##### THE DATA #####
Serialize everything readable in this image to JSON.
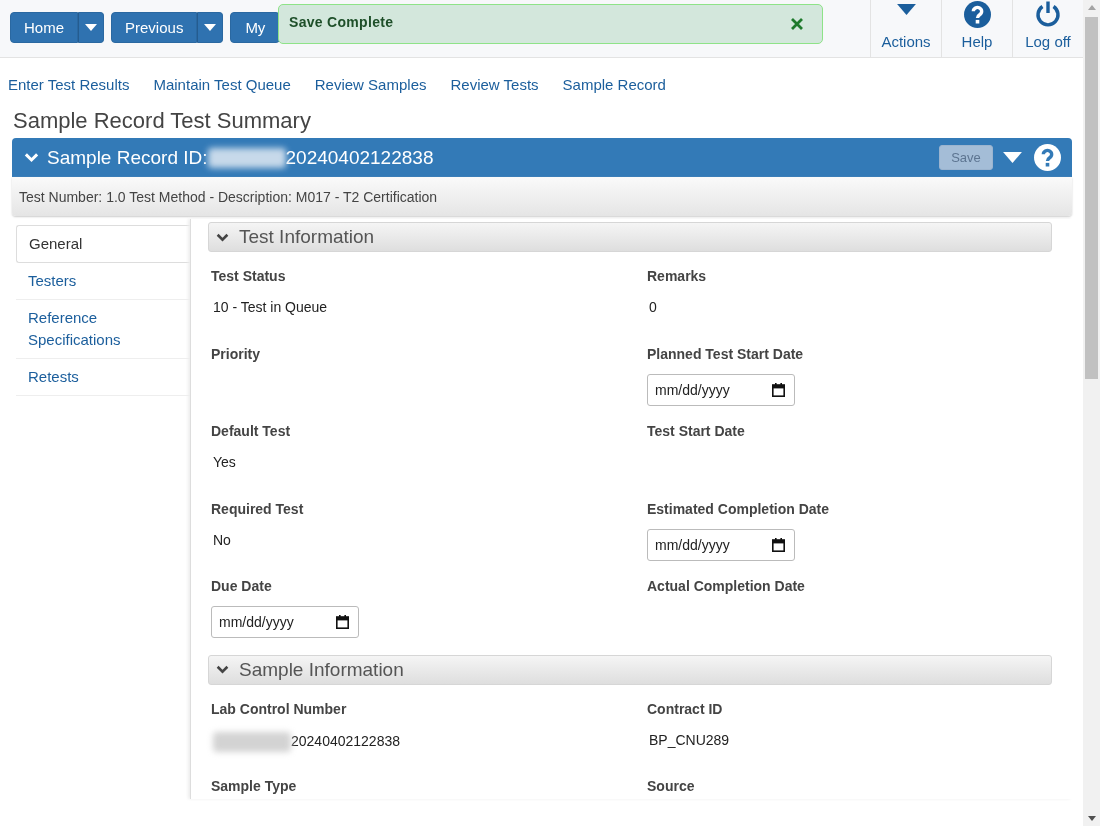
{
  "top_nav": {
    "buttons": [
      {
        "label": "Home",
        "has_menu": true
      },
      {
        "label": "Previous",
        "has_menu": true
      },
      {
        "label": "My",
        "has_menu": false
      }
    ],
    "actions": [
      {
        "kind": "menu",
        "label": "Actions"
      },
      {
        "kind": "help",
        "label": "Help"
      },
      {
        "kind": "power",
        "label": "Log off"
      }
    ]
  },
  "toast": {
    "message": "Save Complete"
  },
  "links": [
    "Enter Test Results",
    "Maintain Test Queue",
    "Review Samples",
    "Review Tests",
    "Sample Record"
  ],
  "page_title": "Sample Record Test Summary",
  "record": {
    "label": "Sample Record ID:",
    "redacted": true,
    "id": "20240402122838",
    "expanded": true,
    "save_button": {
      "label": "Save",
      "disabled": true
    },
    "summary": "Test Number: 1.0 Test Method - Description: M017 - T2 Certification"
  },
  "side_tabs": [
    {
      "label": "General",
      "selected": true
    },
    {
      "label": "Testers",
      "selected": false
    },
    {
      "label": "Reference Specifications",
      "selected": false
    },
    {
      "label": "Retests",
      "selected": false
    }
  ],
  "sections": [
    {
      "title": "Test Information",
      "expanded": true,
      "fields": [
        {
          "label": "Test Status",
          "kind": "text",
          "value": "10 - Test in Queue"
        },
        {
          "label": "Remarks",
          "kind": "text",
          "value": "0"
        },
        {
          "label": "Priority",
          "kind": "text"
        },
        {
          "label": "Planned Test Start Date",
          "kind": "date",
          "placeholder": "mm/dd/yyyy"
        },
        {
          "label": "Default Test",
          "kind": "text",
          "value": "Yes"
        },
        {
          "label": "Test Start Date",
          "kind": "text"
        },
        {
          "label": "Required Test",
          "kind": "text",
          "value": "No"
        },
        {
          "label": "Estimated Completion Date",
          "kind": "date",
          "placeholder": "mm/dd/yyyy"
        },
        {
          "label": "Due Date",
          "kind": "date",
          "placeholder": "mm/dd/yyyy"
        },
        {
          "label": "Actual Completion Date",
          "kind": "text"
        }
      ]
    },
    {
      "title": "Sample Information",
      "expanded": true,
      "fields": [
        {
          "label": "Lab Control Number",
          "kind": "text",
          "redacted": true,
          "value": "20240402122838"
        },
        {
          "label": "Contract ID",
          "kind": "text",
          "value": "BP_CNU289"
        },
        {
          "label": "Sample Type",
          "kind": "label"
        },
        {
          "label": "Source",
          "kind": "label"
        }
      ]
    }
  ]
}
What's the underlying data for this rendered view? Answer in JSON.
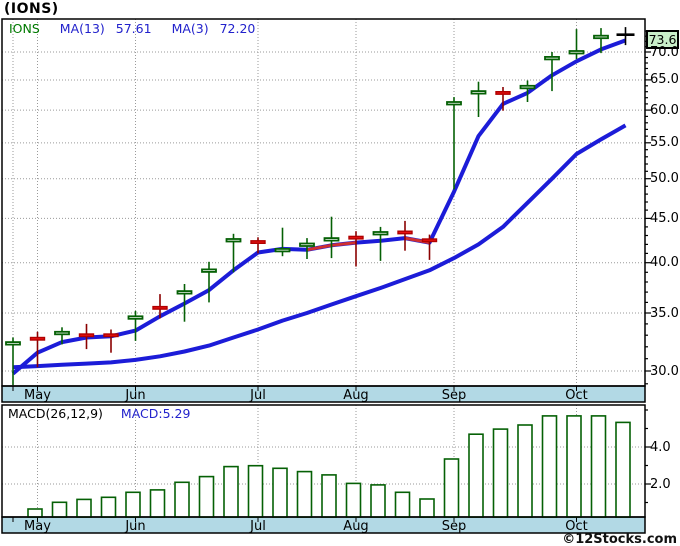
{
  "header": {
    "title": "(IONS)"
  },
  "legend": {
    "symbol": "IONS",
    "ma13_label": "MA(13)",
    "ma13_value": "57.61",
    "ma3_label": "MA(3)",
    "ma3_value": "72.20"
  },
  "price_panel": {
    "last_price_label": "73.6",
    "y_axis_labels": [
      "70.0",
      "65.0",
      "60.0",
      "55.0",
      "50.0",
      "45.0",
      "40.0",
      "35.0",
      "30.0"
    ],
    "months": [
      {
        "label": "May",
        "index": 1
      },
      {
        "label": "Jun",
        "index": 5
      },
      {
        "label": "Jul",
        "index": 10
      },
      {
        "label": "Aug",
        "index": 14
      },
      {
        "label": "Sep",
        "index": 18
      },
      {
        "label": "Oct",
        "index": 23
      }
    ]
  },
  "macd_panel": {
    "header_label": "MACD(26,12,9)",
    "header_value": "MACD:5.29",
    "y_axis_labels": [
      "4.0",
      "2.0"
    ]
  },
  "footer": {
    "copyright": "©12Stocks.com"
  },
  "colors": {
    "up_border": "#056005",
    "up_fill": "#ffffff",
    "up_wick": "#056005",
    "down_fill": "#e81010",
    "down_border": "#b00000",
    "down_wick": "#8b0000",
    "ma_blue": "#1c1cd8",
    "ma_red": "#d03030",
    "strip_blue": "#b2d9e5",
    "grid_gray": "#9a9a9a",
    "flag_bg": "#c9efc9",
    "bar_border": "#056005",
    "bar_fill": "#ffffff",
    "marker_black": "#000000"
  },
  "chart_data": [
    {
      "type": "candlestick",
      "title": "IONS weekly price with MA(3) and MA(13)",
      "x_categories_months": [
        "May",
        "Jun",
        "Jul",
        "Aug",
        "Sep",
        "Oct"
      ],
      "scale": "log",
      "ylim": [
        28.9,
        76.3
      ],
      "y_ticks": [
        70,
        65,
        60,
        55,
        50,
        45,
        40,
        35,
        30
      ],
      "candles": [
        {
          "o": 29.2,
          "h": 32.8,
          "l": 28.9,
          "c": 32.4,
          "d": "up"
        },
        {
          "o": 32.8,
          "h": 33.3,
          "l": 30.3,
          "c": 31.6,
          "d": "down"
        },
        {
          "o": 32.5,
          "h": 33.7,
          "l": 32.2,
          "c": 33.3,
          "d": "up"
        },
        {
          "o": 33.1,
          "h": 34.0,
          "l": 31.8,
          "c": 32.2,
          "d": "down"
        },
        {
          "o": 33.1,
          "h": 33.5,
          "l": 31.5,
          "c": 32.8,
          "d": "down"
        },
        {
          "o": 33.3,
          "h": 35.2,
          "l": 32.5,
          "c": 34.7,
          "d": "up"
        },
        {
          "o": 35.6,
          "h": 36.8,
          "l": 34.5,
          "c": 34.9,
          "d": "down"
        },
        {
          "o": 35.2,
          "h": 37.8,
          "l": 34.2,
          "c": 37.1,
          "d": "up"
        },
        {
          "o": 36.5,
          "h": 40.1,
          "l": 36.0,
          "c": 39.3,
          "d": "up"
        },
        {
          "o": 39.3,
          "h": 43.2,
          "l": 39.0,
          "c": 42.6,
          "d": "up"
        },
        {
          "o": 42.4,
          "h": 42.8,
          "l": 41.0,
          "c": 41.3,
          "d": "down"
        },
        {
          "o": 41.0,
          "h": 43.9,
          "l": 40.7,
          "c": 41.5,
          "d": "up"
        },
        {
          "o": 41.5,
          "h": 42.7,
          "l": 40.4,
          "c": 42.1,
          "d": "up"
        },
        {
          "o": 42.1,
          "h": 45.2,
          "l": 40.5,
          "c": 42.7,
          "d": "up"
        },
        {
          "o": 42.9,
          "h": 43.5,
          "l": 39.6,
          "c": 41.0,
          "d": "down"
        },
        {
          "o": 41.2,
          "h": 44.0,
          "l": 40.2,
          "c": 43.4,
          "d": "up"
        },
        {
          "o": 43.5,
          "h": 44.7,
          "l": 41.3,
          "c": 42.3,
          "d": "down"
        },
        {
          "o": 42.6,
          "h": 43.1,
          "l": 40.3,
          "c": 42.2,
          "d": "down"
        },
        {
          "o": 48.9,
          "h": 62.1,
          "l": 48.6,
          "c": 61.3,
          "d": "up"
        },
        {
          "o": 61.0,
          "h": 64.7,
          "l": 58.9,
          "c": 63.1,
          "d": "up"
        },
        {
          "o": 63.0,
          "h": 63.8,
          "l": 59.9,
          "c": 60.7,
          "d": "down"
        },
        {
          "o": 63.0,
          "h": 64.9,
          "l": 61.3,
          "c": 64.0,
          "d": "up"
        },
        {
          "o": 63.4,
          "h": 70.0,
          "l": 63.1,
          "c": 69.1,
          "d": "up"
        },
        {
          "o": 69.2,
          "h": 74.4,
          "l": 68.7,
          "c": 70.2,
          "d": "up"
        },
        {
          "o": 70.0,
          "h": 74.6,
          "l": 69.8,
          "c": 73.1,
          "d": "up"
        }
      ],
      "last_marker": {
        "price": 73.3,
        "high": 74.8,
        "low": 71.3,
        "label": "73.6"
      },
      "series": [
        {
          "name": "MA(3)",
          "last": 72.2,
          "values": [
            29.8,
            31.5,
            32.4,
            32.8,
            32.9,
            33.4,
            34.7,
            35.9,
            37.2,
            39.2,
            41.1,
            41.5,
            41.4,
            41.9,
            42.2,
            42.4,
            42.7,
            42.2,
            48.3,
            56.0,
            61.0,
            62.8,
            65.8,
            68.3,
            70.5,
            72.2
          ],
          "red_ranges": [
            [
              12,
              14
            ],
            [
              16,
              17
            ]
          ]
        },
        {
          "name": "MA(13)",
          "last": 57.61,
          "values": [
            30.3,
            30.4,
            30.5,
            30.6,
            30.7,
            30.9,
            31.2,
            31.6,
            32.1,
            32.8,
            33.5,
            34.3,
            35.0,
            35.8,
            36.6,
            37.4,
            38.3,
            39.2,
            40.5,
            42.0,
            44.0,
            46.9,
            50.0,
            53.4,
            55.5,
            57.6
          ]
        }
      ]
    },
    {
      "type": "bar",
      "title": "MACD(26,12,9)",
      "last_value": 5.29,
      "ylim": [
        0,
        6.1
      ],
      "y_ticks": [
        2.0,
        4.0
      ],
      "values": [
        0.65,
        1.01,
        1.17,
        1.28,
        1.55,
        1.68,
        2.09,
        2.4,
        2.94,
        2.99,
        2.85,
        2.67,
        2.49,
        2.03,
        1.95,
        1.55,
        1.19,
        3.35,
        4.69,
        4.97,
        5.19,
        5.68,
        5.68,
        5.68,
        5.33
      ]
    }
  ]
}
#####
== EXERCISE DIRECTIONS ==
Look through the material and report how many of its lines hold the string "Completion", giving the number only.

== SOLUTION TO THE EXERCISE ==
2